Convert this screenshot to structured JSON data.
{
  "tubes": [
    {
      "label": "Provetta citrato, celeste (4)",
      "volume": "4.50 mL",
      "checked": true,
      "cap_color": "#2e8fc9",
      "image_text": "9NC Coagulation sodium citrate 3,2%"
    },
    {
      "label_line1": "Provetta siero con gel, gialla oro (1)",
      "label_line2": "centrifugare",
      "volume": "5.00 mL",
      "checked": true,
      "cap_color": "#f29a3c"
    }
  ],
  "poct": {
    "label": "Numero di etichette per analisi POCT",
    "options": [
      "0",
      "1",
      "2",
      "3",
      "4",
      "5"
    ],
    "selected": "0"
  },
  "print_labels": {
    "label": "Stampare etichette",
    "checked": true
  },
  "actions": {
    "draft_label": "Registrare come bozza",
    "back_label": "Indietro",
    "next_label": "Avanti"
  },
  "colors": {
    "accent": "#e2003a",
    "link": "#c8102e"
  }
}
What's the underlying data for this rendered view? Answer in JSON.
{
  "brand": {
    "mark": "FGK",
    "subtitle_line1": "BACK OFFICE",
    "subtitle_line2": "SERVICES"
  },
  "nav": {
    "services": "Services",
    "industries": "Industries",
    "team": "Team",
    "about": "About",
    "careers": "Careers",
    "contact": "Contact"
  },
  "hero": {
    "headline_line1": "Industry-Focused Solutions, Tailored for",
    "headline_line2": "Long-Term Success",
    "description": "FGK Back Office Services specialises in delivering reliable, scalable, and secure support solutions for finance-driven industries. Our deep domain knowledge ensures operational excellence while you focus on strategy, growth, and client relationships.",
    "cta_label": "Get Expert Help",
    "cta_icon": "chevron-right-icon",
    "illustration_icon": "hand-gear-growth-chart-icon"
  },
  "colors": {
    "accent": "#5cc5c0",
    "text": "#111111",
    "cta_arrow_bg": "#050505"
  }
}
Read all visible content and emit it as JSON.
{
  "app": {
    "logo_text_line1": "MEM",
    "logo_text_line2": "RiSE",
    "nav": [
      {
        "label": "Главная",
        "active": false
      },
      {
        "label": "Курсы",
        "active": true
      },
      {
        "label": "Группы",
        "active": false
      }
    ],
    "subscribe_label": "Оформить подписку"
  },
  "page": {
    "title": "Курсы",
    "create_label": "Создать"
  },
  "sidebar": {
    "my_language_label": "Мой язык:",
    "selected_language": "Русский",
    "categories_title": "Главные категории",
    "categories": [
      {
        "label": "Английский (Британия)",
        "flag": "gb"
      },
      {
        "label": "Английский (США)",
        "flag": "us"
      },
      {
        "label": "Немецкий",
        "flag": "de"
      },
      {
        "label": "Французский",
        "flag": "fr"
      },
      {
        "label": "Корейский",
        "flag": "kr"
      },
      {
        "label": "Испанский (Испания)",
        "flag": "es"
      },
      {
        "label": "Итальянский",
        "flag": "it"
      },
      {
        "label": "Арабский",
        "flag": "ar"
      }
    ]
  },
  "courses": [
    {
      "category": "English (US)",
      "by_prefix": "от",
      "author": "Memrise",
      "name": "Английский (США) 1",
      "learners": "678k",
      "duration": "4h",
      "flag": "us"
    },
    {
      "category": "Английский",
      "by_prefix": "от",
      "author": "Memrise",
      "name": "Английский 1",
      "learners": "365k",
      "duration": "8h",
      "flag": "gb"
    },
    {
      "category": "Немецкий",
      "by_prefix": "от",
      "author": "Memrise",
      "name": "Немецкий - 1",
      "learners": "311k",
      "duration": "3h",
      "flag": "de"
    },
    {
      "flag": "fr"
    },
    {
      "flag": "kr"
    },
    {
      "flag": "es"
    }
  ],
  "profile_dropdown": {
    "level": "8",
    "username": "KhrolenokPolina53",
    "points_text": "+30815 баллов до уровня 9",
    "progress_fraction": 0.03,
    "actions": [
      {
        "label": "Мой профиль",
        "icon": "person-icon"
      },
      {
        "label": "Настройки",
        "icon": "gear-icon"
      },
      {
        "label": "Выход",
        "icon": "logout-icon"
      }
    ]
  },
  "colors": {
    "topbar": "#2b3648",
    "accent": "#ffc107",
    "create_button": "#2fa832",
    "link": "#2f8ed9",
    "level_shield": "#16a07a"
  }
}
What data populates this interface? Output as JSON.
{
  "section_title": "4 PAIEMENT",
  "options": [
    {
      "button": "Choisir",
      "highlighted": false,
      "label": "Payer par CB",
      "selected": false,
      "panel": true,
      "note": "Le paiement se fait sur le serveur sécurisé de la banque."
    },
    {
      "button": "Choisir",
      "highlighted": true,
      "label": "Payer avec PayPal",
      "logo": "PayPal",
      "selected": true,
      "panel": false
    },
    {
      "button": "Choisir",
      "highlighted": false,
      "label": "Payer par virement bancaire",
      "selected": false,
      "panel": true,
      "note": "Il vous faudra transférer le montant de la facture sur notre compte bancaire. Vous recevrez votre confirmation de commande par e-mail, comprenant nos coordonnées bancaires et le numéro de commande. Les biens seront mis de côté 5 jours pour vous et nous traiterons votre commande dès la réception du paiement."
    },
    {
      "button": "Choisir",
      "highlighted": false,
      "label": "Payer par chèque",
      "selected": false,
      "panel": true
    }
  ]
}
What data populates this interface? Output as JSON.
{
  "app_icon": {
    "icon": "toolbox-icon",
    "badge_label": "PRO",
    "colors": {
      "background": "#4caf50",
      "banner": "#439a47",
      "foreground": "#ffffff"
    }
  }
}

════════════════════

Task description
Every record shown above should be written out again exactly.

Problem solution
Convert this screenshot to structured JSON data.
{
  "tubes": [
    {
      "label": "Provetta citrato, celeste (4)",
      "volume": "4.50 mL",
      "checked": true,
      "cap_color": "#2e8fc9",
      "image_text": "9NC Coagulation sodium citrate 3,2%"
    },
    {
      "label_line1": "Provetta siero con gel, gialla oro (1)",
      "label_line2": "centrifugare",
      "volume": "5.00 mL",
      "checked": true,
      "cap_color": "#f29a3c"
    }
  ],
  "poct": {
    "label": "Numero di etichette per analisi POCT",
    "options": [
      "0",
      "1",
      "2",
      "3",
      "4",
      "5"
    ],
    "selected": "0"
  },
  "print_labels": {
    "label": "Stampare etichette",
    "checked": true
  },
  "actions": {
    "draft_label": "Registrare come bozza",
    "back_label": "Indietro",
    "next_label": "Avanti"
  },
  "colors": {
    "accent": "#e2003a",
    "link": "#c8102e"
  }
}
What's the underlying data for this rendered view? Answer in JSON.
{
  "brand": {
    "mark": "FGK",
    "subtitle_line1": "BACK OFFICE",
    "subtitle_line2": "SERVICES"
  },
  "nav": {
    "services": "Services",
    "industries": "Industries",
    "team": "Team",
    "about": "About",
    "careers": "Careers",
    "contact": "Contact"
  },
  "hero": {
    "headline_line1": "Industry-Focused Solutions, Tailored for",
    "headline_line2": "Long-Term Success",
    "description": "FGK Back Office Services specialises in delivering reliable, scalable, and secure support solutions for finance-driven industries. Our deep domain knowledge ensures operational excellence while you focus on strategy, growth, and client relationships.",
    "cta_label": "Get Expert Help",
    "cta_icon": "chevron-right-icon",
    "illustration_icon": "hand-gear-growth-chart-icon"
  },
  "colors": {
    "accent": "#5cc5c0",
    "text": "#111111",
    "cta_arrow_bg": "#050505"
  }
}
Read all visible content and emit it as JSON.
{
  "app": {
    "logo_text_line1": "MEM",
    "logo_text_line2": "RiSE",
    "nav": [
      {
        "label": "Главная",
        "active": false
      },
      {
        "label": "Курсы",
        "active": true
      },
      {
        "label": "Группы",
        "active": false
      }
    ],
    "subscribe_label": "Оформить подписку"
  },
  "page": {
    "title": "Курсы",
    "create_label": "Создать"
  },
  "sidebar": {
    "my_language_label": "Мой язык:",
    "selected_language": "Русский",
    "categories_title": "Главные категории",
    "categories": [
      {
        "label": "Английский (Британия)",
        "flag": "gb"
      },
      {
        "label": "Английский (США)",
        "flag": "us"
      },
      {
        "label": "Немецкий",
        "flag": "de"
      },
      {
        "label": "Французский",
        "flag": "fr"
      },
      {
        "label": "Корейский",
        "flag": "kr"
      },
      {
        "label": "Испанский (Испания)",
        "flag": "es"
      },
      {
        "label": "Итальянский",
        "flag": "it"
      },
      {
        "label": "Арабский",
        "flag": "ar"
      }
    ]
  },
  "courses": [
    {
      "category": "English (US)",
      "by_prefix": "от",
      "author": "Memrise",
      "name": "Английский (США) 1",
      "learners": "678k",
      "duration": "4h",
      "flag": "us"
    },
    {
      "category": "Английский",
      "by_prefix": "от",
      "author": "Memrise",
      "name": "Английский 1",
      "learners": "365k",
      "duration": "8h",
      "flag": "gb"
    },
    {
      "category": "Немецкий",
      "by_prefix": "от",
      "author": "Memrise",
      "name": "Немецкий - 1",
      "learners": "311k",
      "duration": "3h",
      "flag": "de"
    },
    {
      "flag": "fr"
    },
    {
      "flag": "kr"
    },
    {
      "flag": "es"
    }
  ],
  "profile_dropdown": {
    "level": "8",
    "username": "KhrolenokPolina53",
    "points_text": "+30815 баллов до уровня 9",
    "progress_fraction": 0.03,
    "actions": [
      {
        "label": "Мой профиль",
        "icon": "person-icon"
      },
      {
        "label": "Настройки",
        "icon": "gear-icon"
      },
      {
        "label": "Выход",
        "icon": "logout-icon"
      }
    ]
  },
  "colors": {
    "topbar": "#2b3648",
    "accent": "#ffc107",
    "create_button": "#2fa832",
    "link": "#2f8ed9",
    "level_shield": "#16a07a"
  }
}
What data populates this interface? Output as JSON.
{
  "section_title": "4 PAIEMENT",
  "options": [
    {
      "button": "Choisir",
      "highlighted": false,
      "label": "Payer par CB",
      "selected": false,
      "panel": true,
      "note": "Le paiement se fait sur le serveur sécurisé de la banque."
    },
    {
      "button": "Choisir",
      "highlighted": true,
      "label": "Payer avec PayPal",
      "logo": "PayPal",
      "selected": true,
      "panel": false
    },
    {
      "button": "Choisir",
      "highlighted": false,
      "label": "Payer par virement bancaire",
      "selected": false,
      "panel": true,
      "note": "Il vous faudra transférer le montant de la facture sur notre compte bancaire. Vous recevrez votre confirmation de commande par e-mail, comprenant nos coordonnées bancaires et le numéro de commande. Les biens seront mis de côté 5 jours pour vous et nous traiterons votre commande dès la réception du paiement."
    },
    {
      "button": "Choisir",
      "highlighted": false,
      "label": "Payer par chèque",
      "selected": false,
      "panel": true
    }
  ]
}
What data populates this interface? Output as JSON.
{
  "app_icon": {
    "icon": "toolbox-icon",
    "badge_label": "PRO",
    "colors": {
      "background": "#4caf50",
      "banner": "#439a47",
      "foreground": "#ffffff"
    }
  }
}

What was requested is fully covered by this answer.